-------- Exercise input --------

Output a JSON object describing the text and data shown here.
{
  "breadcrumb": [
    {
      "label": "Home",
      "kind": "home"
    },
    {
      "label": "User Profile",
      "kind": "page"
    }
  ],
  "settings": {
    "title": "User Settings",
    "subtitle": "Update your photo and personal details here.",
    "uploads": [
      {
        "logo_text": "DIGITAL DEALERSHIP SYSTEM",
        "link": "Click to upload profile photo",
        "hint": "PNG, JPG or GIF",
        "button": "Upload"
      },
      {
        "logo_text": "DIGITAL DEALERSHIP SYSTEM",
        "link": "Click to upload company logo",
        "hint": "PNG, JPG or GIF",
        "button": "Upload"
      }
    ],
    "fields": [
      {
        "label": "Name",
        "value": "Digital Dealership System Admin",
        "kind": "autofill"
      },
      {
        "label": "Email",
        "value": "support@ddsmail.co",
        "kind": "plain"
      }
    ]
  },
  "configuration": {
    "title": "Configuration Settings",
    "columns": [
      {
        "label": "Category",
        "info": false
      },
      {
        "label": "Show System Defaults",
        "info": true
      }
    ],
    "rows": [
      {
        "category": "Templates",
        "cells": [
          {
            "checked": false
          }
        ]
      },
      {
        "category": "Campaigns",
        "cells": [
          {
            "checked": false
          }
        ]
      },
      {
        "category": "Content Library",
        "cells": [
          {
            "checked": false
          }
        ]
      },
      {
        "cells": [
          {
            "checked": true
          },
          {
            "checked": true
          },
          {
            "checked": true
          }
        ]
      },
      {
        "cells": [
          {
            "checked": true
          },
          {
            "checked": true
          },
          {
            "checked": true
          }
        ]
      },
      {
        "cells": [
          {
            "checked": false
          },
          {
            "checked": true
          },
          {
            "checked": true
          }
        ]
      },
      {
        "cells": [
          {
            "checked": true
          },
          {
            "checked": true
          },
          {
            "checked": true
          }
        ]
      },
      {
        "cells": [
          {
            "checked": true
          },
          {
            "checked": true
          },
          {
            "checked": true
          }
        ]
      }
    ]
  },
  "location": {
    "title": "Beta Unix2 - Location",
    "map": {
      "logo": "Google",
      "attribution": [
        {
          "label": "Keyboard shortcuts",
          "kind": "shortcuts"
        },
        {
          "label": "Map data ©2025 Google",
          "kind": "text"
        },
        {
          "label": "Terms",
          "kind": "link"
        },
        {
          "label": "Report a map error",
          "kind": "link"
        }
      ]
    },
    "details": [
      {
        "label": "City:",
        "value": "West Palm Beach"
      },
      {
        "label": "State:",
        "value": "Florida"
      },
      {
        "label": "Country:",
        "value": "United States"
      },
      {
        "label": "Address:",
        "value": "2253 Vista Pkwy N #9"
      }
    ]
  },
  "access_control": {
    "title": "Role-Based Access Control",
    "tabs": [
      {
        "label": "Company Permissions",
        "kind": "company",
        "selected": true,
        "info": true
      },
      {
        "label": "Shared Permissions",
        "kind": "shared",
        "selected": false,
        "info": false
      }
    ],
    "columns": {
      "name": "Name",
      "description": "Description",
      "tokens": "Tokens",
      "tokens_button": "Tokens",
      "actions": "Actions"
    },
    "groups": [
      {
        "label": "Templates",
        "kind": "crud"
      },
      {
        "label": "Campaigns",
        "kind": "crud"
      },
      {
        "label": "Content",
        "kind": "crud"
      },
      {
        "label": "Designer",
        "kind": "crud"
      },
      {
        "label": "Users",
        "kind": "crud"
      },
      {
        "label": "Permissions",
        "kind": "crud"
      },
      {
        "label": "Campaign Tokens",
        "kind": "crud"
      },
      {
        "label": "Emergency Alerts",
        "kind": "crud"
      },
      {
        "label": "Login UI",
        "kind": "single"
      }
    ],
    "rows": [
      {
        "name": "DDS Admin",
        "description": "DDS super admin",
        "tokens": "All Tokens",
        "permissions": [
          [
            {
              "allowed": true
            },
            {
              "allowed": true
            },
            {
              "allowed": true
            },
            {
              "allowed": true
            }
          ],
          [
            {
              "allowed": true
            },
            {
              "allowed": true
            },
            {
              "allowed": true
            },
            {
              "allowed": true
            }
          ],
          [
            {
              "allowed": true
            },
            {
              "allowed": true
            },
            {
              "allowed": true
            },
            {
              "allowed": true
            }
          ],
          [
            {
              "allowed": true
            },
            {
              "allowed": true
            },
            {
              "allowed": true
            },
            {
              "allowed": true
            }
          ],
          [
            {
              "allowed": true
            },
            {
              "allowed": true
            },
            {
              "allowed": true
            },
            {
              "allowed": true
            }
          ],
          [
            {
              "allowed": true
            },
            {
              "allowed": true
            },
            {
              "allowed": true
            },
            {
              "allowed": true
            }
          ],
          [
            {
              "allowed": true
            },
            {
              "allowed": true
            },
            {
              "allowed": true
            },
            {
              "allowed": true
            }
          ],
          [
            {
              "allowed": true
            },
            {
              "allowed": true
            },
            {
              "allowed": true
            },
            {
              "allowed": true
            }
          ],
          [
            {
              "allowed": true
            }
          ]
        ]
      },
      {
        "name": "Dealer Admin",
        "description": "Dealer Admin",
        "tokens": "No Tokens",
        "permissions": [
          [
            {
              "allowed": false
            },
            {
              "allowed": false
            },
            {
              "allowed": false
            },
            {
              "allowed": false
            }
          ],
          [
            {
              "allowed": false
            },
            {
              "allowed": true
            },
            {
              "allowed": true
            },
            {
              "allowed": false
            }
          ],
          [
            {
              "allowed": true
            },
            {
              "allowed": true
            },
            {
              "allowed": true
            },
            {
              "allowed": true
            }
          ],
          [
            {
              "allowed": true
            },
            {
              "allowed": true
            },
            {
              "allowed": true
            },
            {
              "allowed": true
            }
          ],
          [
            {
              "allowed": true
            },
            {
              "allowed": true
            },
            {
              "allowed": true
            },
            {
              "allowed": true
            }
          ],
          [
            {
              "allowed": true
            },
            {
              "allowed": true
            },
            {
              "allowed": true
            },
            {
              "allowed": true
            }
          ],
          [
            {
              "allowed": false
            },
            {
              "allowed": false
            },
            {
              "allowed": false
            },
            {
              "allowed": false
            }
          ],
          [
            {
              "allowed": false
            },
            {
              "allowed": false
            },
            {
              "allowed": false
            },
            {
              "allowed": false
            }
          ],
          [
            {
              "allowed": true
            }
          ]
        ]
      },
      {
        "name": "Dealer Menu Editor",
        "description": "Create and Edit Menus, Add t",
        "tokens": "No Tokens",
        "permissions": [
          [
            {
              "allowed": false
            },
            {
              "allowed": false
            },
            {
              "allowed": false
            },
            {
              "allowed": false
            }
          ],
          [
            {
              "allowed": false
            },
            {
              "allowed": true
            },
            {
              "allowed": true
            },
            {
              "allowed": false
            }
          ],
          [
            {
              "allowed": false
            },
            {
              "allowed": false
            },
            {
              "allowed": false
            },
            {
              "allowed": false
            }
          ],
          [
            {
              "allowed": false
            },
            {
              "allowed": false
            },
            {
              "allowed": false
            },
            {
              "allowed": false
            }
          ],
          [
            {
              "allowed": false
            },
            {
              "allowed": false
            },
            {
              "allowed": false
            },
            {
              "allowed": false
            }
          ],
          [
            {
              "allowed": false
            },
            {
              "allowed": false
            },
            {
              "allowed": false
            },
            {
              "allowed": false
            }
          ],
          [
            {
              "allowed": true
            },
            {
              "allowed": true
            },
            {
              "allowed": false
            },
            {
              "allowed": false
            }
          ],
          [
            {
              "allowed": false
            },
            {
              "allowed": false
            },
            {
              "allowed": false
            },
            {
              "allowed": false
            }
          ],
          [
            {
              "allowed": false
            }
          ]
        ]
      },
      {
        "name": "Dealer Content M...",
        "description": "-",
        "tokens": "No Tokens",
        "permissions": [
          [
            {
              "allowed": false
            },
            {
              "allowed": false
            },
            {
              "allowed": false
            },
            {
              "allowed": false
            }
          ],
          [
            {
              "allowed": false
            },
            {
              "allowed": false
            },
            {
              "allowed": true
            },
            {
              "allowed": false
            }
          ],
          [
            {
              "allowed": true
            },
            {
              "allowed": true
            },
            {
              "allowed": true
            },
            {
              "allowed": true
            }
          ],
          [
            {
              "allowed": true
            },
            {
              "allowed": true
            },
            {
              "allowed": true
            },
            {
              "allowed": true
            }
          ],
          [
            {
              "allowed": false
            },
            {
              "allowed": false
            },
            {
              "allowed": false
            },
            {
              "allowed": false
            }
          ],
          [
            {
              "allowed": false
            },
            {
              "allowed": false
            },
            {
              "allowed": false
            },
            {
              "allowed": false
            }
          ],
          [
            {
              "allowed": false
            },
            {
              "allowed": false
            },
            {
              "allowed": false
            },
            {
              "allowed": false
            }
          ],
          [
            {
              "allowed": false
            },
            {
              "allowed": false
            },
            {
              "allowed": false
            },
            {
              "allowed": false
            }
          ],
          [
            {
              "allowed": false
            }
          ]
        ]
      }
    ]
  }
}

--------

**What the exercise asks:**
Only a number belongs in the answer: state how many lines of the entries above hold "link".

**Answer:**
4